■ What you will do ■
The required output is the complete data, repeated without alteration.

■ Source information ■
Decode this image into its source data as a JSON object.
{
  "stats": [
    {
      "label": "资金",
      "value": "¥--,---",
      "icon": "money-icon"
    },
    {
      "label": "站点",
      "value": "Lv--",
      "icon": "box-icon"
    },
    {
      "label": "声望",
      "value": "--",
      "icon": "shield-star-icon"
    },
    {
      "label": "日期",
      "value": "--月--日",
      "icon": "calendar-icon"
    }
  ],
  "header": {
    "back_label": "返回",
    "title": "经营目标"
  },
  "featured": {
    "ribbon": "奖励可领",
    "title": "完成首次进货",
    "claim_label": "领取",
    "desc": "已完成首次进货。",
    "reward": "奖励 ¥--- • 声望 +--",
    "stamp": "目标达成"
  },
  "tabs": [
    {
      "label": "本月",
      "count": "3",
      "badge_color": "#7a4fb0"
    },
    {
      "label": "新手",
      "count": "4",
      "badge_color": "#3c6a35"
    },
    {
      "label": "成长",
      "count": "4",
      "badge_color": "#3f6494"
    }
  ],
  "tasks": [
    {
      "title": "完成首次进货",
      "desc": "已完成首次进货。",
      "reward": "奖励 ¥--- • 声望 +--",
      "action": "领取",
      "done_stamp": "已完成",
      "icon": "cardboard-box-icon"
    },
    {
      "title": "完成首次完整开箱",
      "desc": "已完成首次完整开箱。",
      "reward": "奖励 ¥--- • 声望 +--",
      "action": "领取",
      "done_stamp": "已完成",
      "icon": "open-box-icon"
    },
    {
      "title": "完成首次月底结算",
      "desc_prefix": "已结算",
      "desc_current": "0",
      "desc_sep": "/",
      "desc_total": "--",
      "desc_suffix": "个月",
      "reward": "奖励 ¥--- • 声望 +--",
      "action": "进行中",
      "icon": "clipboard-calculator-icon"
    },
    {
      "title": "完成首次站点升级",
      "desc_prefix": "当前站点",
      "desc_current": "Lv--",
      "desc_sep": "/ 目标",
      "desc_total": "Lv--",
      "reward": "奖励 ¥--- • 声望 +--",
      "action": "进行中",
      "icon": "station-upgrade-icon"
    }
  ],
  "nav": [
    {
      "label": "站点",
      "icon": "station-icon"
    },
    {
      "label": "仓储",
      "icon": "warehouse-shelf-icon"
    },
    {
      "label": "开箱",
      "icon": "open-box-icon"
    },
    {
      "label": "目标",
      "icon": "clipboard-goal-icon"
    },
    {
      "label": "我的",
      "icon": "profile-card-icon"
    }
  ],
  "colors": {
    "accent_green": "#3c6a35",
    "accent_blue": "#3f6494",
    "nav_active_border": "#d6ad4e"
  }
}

■ Exercise output ■
Decode this image into its source data as a JSON object.
{
  "stats": [
    {
      "label": "资金",
      "value": "¥--,---",
      "icon": "money-icon"
    },
    {
      "label": "站点",
      "value": "Lv--",
      "icon": "box-icon"
    },
    {
      "label": "声望",
      "value": "--",
      "icon": "shield-star-icon"
    },
    {
      "label": "日期",
      "value": "--月--日",
      "icon": "calendar-icon"
    }
  ],
  "header": {
    "back_label": "返回",
    "title": "经营目标"
  },
  "featured": {
    "ribbon": "奖励可领",
    "title": "完成首次进货",
    "claim_label": "领取",
    "desc": "已完成首次进货。",
    "reward": "奖励 ¥--- • 声望 +--",
    "stamp": "目标达成"
  },
  "tabs": [
    {
      "label": "本月",
      "count": "3",
      "badge_color": "#7a4fb0"
    },
    {
      "label": "新手",
      "count": "4",
      "badge_color": "#3c6a35"
    },
    {
      "label": "成长",
      "count": "4",
      "badge_color": "#3f6494"
    }
  ],
  "tasks": [
    {
      "title": "完成首次进货",
      "desc": "已完成首次进货。",
      "reward": "奖励 ¥--- • 声望 +--",
      "action": "领取",
      "done_stamp": "已完成",
      "icon": "cardboard-box-icon"
    },
    {
      "title": "完成首次完整开箱",
      "desc": "已完成首次完整开箱。",
      "reward": "奖励 ¥--- • 声望 +--",
      "action": "领取",
      "done_stamp": "已完成",
      "icon": "open-box-icon"
    },
    {
      "title": "完成首次月底结算",
      "desc_prefix": "已结算",
      "desc_current": "0",
      "desc_sep": "/",
      "desc_total": "--",
      "desc_suffix": "个月",
      "reward": "奖励 ¥--- • 声望 +--",
      "action": "进行中",
      "icon": "clipboard-calculator-icon"
    },
    {
      "title": "完成首次站点升级",
      "desc_prefix": "当前站点",
      "desc_current": "Lv--",
      "desc_sep": "/ 目标",
      "desc_total": "Lv--",
      "reward": "奖励 ¥--- • 声望 +--",
      "action": "进行中",
      "icon": "station-upgrade-icon"
    }
  ],
  "nav": [
    {
      "label": "站点",
      "icon": "station-icon"
    },
    {
      "label": "仓储",
      "icon": "warehouse-shelf-icon"
    },
    {
      "label": "开箱",
      "icon": "open-box-icon"
    },
    {
      "label": "目标",
      "icon": "clipboard-goal-icon"
    },
    {
      "label": "我的",
      "icon": "profile-card-icon"
    }
  ],
  "colors": {
    "accent_green": "#3c6a35",
    "accent_blue": "#3f6494",
    "nav_active_border": "#d6ad4e"
  }
}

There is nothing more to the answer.